So what is the answer then? The two most notable sides of the debate argued between an economic and preservationist solution. The “realists”, as they liked to call themselves, argue that the reality of the situation is at such a stalemate that the only plausible solution is an economic one, i.e. pushing for the legalisation of rhino horn and allowing private ownership of black rhinos as is the case with white rhinos. They argued that for an animal such as this to survive it must have a monetary value. Strictly controlled legal rhino horn trade and trophy hunting put a tangible value to the animal and thus the motivation for the effort to preserve it. The other side, who may favour the title “preservationists” or “idealists”, argues that no monetary value can be attached to a life. Only through education, tourism and other community incentives will the species be protected. Which side is to be chosen as the correct path to saving the species? Has one of them found the absolute answer? Have you?

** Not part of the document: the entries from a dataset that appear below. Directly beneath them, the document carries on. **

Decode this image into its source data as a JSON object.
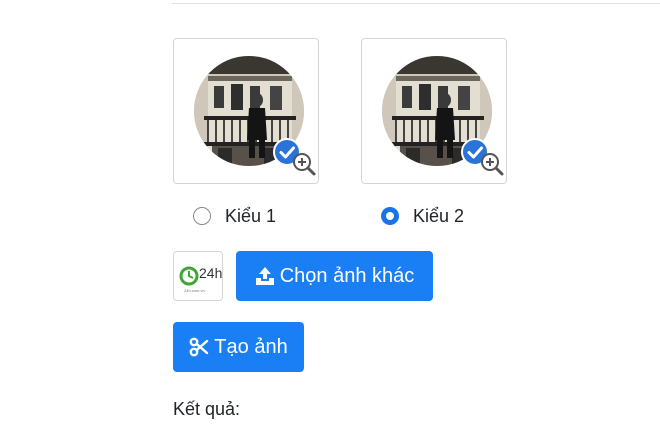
{
  "styles": {
    "options": [
      {
        "label": "Kiểu 1",
        "checked": false
      },
      {
        "label": "Kiểu 2",
        "checked": true
      }
    ],
    "preview_icons": {
      "badge": "check-badge-icon",
      "zoom": "zoom-in-icon"
    }
  },
  "logo": {
    "text": "24h",
    "subtext": "24h.com.vn"
  },
  "actions": {
    "choose_label": "Chọn ảnh khác",
    "choose_icon": "upload-icon",
    "create_label": "Tạo ảnh",
    "create_icon": "scissors-icon"
  },
  "result": {
    "label": "Kết quả:"
  },
  "colors": {
    "primary": "#1a7ff5",
    "radio_checked": "#1a73e8",
    "logo_green": "#3fa535"
  }
}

Over the past three years, the RMB Namibia Ride for Rhinos has raised over a million Namibian dollars in funds, products and equipment for Save the Rhino Trust Namibia. Over 50 participants have braved the wilds of Damaraland on this epic quest. The riders stem from multiple economic sectors in the country and over 30 different professions, the conversation about rhino conservation thus having reached multiple platforms, influencers and sympathetic ears. Through its hands-on approach, the riders, who become a close-knit group after each tour, have been engaged on a personal level and form part of a community of supporters with a similar objective. Entries for each year’s tour are sought after as only 20 participants are invited to preserved the viability of such an exclusive tour and minimise the environmental impact. The tour will continue in its efforts to inspire Namibian and foreign mountain-bike and conservation enthusiasts to join the fight for the future of Namibia’s rhino populations.